half-track's crew was to keep the Egyptians in sight and radio back the
Egyptian position. Along with other units similar to theirs they were to keep
the Egyptians canalized into as narrow an area as possible. This would make it
easier for the Israeli Air Force to pick the Egyptians off. The secondary
mission of the half-track squads was to take care of stragglers once the main
body of the Egyptians had passed. They would either kill them or herd them
back into the caldron of sunburned sand and rock that was Sinai.

Evening was coming when the squad satisfied themselves that the area was
secure. The driver of the half-track, a smiling, curly-haired young man of
twenty, unslung his 9mm UZI submachine gun and squatted in the sand. Grabbing
a handful between his fingers, he let it fall in separate streams to the
earth. He looked up at his squad leader and said-in a voice that had Brooklyn
all over it:
"Shit, man, ain't there nothing out here but this?" He threw the last of the
sand down. "This ain't no fun, man. I wish to hell I hadn't let my old man
hype me on that return to Israel jazz. I wouldn't be out here now trying to
blow up a bunch of ragheads."Pausing, he licked his dry lips. "I wish we had
more water. It might get thin if we're out here too long."
The squad leader turned to him. The man's face was as rugged as these ancient
hills. He oriented his square-set body to the north, waited a moment as though
considering something the young driver could not know, then pointed. "There
used to be a spring at the base of two hills about two clicks from here," he
said. "It never ran dry. It's probably worth checking out later."
When he took his helmet off the scar by his hairline showed white in contrast
to the deep tan of his face. The thin scar running down from his right eye to
the corner of his mouth was almost invisible as it molded itself into his
crooked grin.
The cocky young driver looked at him. "Is that right? You been out here
before?"
Before Casey could answer, Isaac, the rabbi's son, called the squad to evening
prayer. After all, it was the Sabbath.
Casey watched the young warriors pray to their God in the evening light, the
sun letting red streaks break over the Sinai. He heard again the sound of the
ancient Hebrew litany coming from the throats of these young men: "It is
written in the Law: for the Lord your God, he is God of the gods, and Lord of
the Lords, the great God, the mighty and the terrible. . . and it is written
afterwards: He doth execute the judgment..."
Casey stood still, letting the terrible isolation of this land envelop him.
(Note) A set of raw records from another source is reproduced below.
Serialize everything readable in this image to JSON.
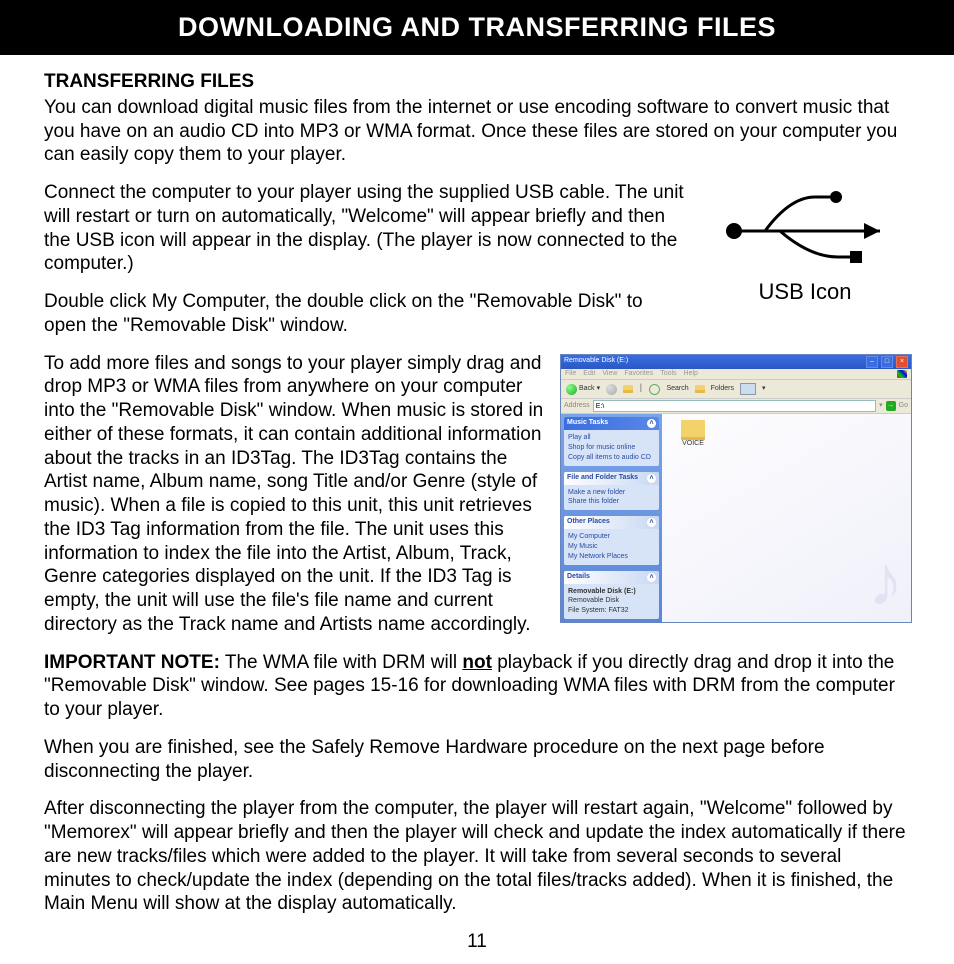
{
  "header": "DOWNLOADING AND TRANSFERRING FILES",
  "section_title": "TRANSFERRING FILES",
  "p1": "You can download digital music files from the internet or use encoding software to convert music that you have on an audio CD into MP3 or WMA format. Once these files are stored on your computer you can easily copy them to your player.",
  "p2": "Connect the computer to your player using the supplied USB cable. The unit will restart or turn on automatically, \"Welcome\" will appear briefly and then the USB icon will appear in the display. (The player is now connected to the computer.)",
  "p3": "Double click My Computer, the double click on the \"Removable Disk\" to open the \"Removable Disk\" window.",
  "p4": "To add more files and songs to your player simply drag and drop MP3 or WMA files from anywhere on your computer into the \"Removable Disk\" window. When music is stored in either of these formats, it can contain additional information about the tracks in an ID3Tag. The ID3Tag contains the Artist name, Album name, song Title and/or Genre (style of music). When a file is copied to this unit, this unit retrieves the ID3 Tag information from the file. The unit uses this information to index the file into the Artist, Album, Track, Genre categories displayed on the unit. If the ID3 Tag is empty, the unit will use the file's file name and current directory as the Track name and Artists name accordingly.",
  "note_label": "IMPORTANT NOTE:",
  "note_text_1": " The WMA file with DRM will ",
  "note_not": "not",
  "note_text_2": " playback if you directly drag and drop it into the \"Removable Disk\" window. See pages 15-16 for downloading WMA files with DRM from the computer to your player.",
  "p6": "When you are finished, see the Safely Remove Hardware procedure on the next page before disconnecting the player.",
  "p7": "After disconnecting the player from the computer, the player will restart again, \"Welcome\" followed by \"Memorex\" will appear briefly and then the player will check and update the index automatically if there are new tracks/files which were added to the player. It will take from several seconds to several minutes to check/update the index (depending on the total files/tracks added). When it is finished, the Main Menu will show at the display automatically.",
  "usb_caption": "USB Icon",
  "page_number": "11",
  "xp": {
    "title": "Removable Disk (E:)",
    "menu": [
      "File",
      "Edit",
      "View",
      "Favorites",
      "Tools",
      "Help"
    ],
    "toolbar": {
      "back": "Back",
      "search": "Search",
      "folders": "Folders"
    },
    "addr_label": "Address",
    "addr_value": "E:\\",
    "go": "Go",
    "panel_music": "Music Tasks",
    "music_items": [
      "Play all",
      "Shop for music online",
      "Copy all items to audio CD"
    ],
    "panel_ff": "File and Folder Tasks",
    "ff_items": [
      "Make a new folder",
      "Share this folder"
    ],
    "panel_other": "Other Places",
    "other_items": [
      "My Computer",
      "My Music",
      "My Network Places"
    ],
    "panel_details": "Details",
    "details_title": "Removable Disk (E:)",
    "details_line1": "Removable Disk",
    "details_line2": "File System: FAT32",
    "folder": "VOICE"
  }
}
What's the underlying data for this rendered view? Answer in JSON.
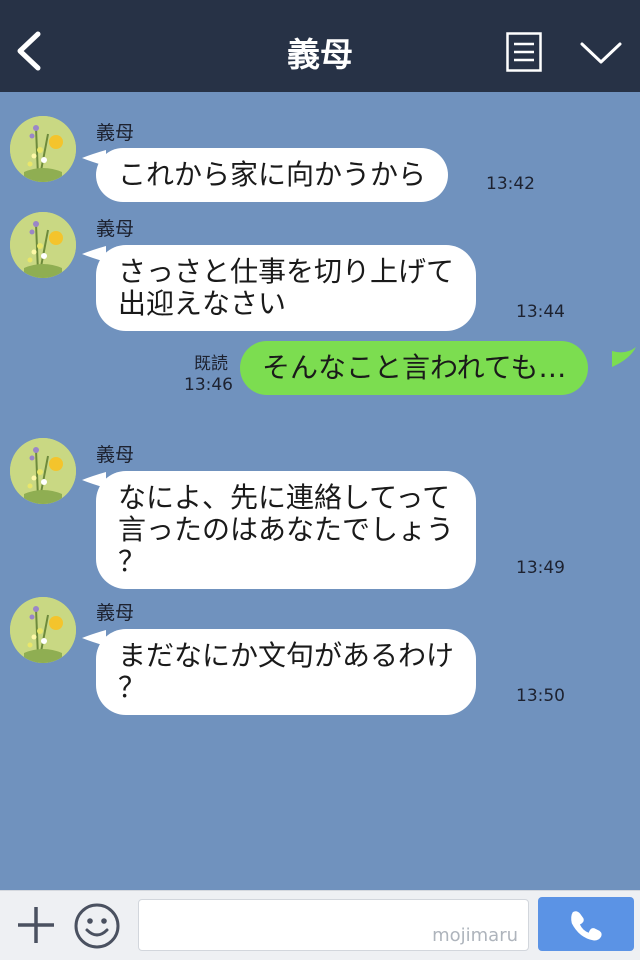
{
  "header": {
    "title": "義母",
    "back_icon": "back-chevron-icon",
    "menu_icon": "list-icon",
    "dropdown_icon": "chevron-down-icon"
  },
  "colors": {
    "header_bg": "#273246",
    "chat_bg": "#7092be",
    "incoming_bubble": "#ffffff",
    "outgoing_bubble": "#7cdd50",
    "call_button": "#5b93e5"
  },
  "messages": [
    {
      "direction": "in",
      "sender": "義母",
      "lines": [
        "これから家に向かうから"
      ],
      "time": "13:42"
    },
    {
      "direction": "in",
      "sender": "義母",
      "lines": [
        "さっさと仕事を切り上げて",
        "出迎えなさい"
      ],
      "time": "13:44"
    },
    {
      "direction": "out",
      "read_label": "既読",
      "lines": [
        "そんなこと言われても…"
      ],
      "time": "13:46"
    },
    {
      "direction": "in",
      "sender": "義母",
      "lines": [
        "なによ、先に連絡してって",
        "言ったのはあなたでしょう",
        "？"
      ],
      "time": "13:49"
    },
    {
      "direction": "in",
      "sender": "義母",
      "lines": [
        "まだなにか文句があるわけ",
        "？"
      ],
      "time": "13:50"
    }
  ],
  "footer": {
    "plus_icon": "plus-icon",
    "emoji_icon": "emoji-icon",
    "input_value": "",
    "watermark": "mojimaru",
    "call_icon": "phone-icon"
  }
}
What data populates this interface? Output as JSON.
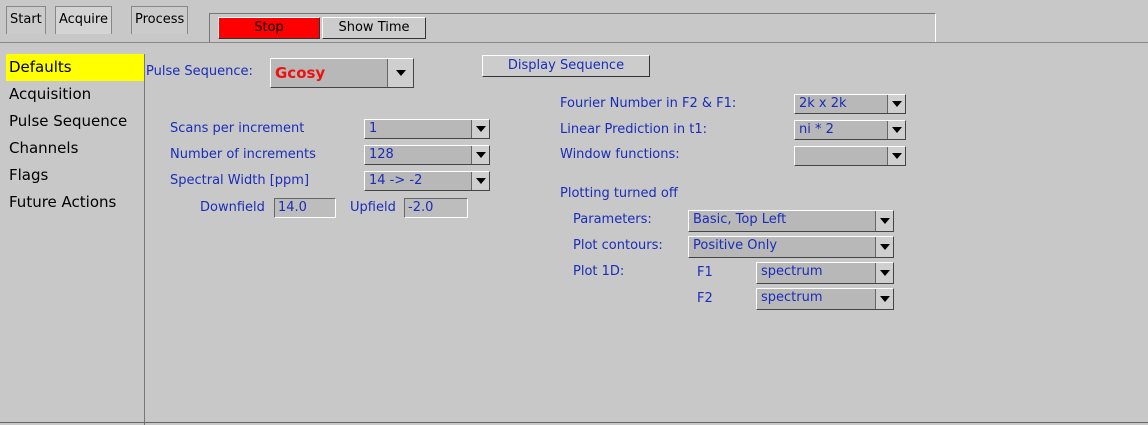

He
answered the Brooklyn Jew's question in a voice that was just a whisper that
only he heard:
"Yes. I soldiered out here a long time ago. A very long time ago..